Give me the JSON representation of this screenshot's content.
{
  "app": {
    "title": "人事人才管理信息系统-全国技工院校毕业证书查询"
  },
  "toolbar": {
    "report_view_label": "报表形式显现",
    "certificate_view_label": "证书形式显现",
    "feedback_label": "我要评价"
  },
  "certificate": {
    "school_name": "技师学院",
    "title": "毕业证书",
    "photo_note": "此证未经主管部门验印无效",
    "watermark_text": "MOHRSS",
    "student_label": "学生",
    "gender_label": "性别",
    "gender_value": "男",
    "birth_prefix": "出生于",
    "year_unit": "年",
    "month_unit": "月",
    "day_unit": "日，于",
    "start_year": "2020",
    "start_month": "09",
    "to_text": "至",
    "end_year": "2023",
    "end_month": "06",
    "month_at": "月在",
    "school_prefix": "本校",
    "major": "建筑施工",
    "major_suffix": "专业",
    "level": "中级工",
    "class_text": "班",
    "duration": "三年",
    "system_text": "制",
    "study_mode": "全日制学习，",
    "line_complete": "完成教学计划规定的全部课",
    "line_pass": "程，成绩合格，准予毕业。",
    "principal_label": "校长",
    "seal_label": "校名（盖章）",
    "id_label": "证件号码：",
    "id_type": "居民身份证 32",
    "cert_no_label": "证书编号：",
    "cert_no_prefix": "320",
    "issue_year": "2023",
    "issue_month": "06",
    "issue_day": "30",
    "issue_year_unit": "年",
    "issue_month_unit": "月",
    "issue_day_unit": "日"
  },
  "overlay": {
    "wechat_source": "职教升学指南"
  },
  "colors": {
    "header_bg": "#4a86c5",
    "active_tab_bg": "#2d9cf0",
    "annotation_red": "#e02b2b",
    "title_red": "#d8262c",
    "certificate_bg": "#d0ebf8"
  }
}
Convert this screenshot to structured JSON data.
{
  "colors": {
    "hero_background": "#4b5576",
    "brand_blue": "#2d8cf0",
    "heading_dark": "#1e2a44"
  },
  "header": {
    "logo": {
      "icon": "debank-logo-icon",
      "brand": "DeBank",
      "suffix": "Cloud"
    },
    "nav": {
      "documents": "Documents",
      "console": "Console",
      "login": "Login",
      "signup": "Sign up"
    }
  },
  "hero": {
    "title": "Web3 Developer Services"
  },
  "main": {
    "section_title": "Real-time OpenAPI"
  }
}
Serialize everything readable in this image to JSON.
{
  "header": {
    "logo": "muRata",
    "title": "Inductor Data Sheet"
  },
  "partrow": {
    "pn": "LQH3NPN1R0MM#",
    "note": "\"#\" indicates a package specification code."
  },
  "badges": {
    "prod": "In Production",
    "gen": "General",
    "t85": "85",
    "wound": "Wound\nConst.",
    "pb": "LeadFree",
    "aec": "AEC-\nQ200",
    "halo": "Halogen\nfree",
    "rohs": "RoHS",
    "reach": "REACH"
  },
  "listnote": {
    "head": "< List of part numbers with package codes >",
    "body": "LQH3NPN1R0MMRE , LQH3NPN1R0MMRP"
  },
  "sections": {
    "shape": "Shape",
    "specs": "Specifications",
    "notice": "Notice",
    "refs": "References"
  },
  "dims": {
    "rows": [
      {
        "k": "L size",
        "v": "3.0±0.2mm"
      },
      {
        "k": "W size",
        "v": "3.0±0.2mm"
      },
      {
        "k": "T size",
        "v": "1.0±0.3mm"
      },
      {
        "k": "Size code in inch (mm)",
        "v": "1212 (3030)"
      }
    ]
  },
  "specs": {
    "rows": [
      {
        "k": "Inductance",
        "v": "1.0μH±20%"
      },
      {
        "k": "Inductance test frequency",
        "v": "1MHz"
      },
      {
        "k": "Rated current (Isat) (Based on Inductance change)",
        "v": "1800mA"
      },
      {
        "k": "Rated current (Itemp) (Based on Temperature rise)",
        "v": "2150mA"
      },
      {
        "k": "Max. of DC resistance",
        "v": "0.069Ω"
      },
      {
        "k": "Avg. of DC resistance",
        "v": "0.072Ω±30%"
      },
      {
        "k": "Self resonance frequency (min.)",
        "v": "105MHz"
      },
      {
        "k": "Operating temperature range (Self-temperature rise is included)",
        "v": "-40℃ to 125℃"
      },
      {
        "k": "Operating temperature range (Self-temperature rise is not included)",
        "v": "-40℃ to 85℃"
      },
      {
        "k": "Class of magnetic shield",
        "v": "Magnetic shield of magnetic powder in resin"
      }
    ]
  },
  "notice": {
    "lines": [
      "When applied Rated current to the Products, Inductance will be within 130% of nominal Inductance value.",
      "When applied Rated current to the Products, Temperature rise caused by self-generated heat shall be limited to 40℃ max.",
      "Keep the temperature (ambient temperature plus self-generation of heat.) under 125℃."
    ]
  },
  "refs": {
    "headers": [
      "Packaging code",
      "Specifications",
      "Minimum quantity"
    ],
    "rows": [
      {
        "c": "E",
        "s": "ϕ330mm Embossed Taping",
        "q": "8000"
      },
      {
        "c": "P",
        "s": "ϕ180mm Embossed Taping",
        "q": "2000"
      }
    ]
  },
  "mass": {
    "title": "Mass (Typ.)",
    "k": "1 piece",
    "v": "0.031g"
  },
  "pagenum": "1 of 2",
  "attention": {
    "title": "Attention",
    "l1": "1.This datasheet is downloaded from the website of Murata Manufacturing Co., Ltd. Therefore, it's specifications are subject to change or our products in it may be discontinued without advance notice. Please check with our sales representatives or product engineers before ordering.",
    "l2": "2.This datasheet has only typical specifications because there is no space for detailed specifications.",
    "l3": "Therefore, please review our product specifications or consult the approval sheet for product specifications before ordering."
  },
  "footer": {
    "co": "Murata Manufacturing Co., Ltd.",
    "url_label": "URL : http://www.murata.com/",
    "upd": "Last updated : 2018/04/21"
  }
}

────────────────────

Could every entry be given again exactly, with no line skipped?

Give me the JSON representation of this screenshot's content.
{
  "app": {
    "title": "人事人才管理信息系统-全国技工院校毕业证书查询"
  },
  "toolbar": {
    "report_view_label": "报表形式显现",
    "certificate_view_label": "证书形式显现",
    "feedback_label": "我要评价"
  },
  "certificate": {
    "school_name": "技师学院",
    "title": "毕业证书",
    "photo_note": "此证未经主管部门验印无效",
    "watermark_text": "MOHRSS",
    "student_label": "学生",
    "gender_label": "性别",
    "gender_value": "男",
    "birth_prefix": "出生于",
    "year_unit": "年",
    "month_unit": "月",
    "day_unit": "日，于",
    "start_year": "2020",
    "start_month": "09",
    "to_text": "至",
    "end_year": "2023",
    "end_month": "06",
    "month_at": "月在",
    "school_prefix": "本校",
    "major": "建筑施工",
    "major_suffix": "专业",
    "level": "中级工",
    "class_text": "班",
    "duration": "三年",
    "system_text": "制",
    "study_mode": "全日制学习，",
    "line_complete": "完成教学计划规定的全部课",
    "line_pass": "程，成绩合格，准予毕业。",
    "principal_label": "校长",
    "seal_label": "校名（盖章）",
    "id_label": "证件号码：",
    "id_type": "居民身份证 32",
    "cert_no_label": "证书编号：",
    "cert_no_prefix": "320",
    "issue_year": "2023",
    "issue_month": "06",
    "issue_day": "30",
    "issue_year_unit": "年",
    "issue_month_unit": "月",
    "issue_day_unit": "日"
  },
  "overlay": {
    "wechat_source": "职教升学指南"
  },
  "colors": {
    "header_bg": "#4a86c5",
    "active_tab_bg": "#2d9cf0",
    "annotation_red": "#e02b2b",
    "title_red": "#d8262c",
    "certificate_bg": "#d0ebf8"
  }
}
Convert this screenshot to structured JSON data.
{
  "colors": {
    "hero_background": "#4b5576",
    "brand_blue": "#2d8cf0",
    "heading_dark": "#1e2a44"
  },
  "header": {
    "logo": {
      "icon": "debank-logo-icon",
      "brand": "DeBank",
      "suffix": "Cloud"
    },
    "nav": {
      "documents": "Documents",
      "console": "Console",
      "login": "Login",
      "signup": "Sign up"
    }
  },
  "hero": {
    "title": "Web3 Developer Services"
  },
  "main": {
    "section_title": "Real-time OpenAPI"
  }
}
Serialize everything readable in this image to JSON.
{
  "header": {
    "logo": "muRata",
    "title": "Inductor Data Sheet"
  },
  "partrow": {
    "pn": "LQH3NPN1R0MM#",
    "note": "\"#\" indicates a package specification code."
  },
  "badges": {
    "prod": "In Production",
    "gen": "General",
    "t85": "85",
    "wound": "Wound\nConst.",
    "pb": "LeadFree",
    "aec": "AEC-\nQ200",
    "halo": "Halogen\nfree",
    "rohs": "RoHS",
    "reach": "REACH"
  },
  "listnote": {
    "head": "< List of part numbers with package codes >",
    "body": "LQH3NPN1R0MMRE , LQH3NPN1R0MMRP"
  },
  "sections": {
    "shape": "Shape",
    "specs": "Specifications",
    "notice": "Notice",
    "refs": "References"
  },
  "dims": {
    "rows": [
      {
        "k": "L size",
        "v": "3.0±0.2mm"
      },
      {
        "k": "W size",
        "v": "3.0±0.2mm"
      },
      {
        "k": "T size",
        "v": "1.0±0.3mm"
      },
      {
        "k": "Size code in inch (mm)",
        "v": "1212 (3030)"
      }
    ]
  },
  "specs": {
    "rows": [
      {
        "k": "Inductance",
        "v": "1.0μH±20%"
      },
      {
        "k": "Inductance test frequency",
        "v": "1MHz"
      },
      {
        "k": "Rated current (Isat) (Based on Inductance change)",
        "v": "1800mA"
      },
      {
        "k": "Rated current (Itemp) (Based on Temperature rise)",
        "v": "2150mA"
      },
      {
        "k": "Max. of DC resistance",
        "v": "0.069Ω"
      },
      {
        "k": "Avg. of DC resistance",
        "v": "0.072Ω±30%"
      },
      {
        "k": "Self resonance frequency (min.)",
        "v": "105MHz"
      },
      {
        "k": "Operating temperature range (Self-temperature rise is included)",
        "v": "-40℃ to 125℃"
      },
      {
        "k": "Operating temperature range (Self-temperature rise is not included)",
        "v": "-40℃ to 85℃"
      },
      {
        "k": "Class of magnetic shield",
        "v": "Magnetic shield of magnetic powder in resin"
      }
    ]
  },
  "notice": {
    "lines": [
      "When applied Rated current to the Products, Inductance will be within 130% of nominal Inductance value.",
      "When applied Rated current to the Products, Temperature rise caused by self-generated heat shall be limited to 40℃ max.",
      "Keep the temperature (ambient temperature plus self-generation of heat.) under 125℃."
    ]
  },
  "refs": {
    "headers": [
      "Packaging code",
      "Specifications",
      "Minimum quantity"
    ],
    "rows": [
      {
        "c": "E",
        "s": "ϕ330mm Embossed Taping",
        "q": "8000"
      },
      {
        "c": "P",
        "s": "ϕ180mm Embossed Taping",
        "q": "2000"
      }
    ]
  },
  "mass": {
    "title": "Mass (Typ.)",
    "k": "1 piece",
    "v": "0.031g"
  },
  "pagenum": "1 of 2",
  "attention": {
    "title": "Attention",
    "l1": "1.This datasheet is downloaded from the website of Murata Manufacturing Co., Ltd. Therefore, it's specifications are subject to change or our products in it may be discontinued without advance notice. Please check with our sales representatives or product engineers before ordering.",
    "l2": "2.This datasheet has only typical specifications because there is no space for detailed specifications.",
    "l3": "Therefore, please review our product specifications or consult the approval sheet for product specifications before ordering."
  },
  "footer": {
    "co": "Murata Manufacturing Co., Ltd.",
    "url_label": "URL : http://www.murata.com/",
    "upd": "Last updated : 2018/04/21"
  }
}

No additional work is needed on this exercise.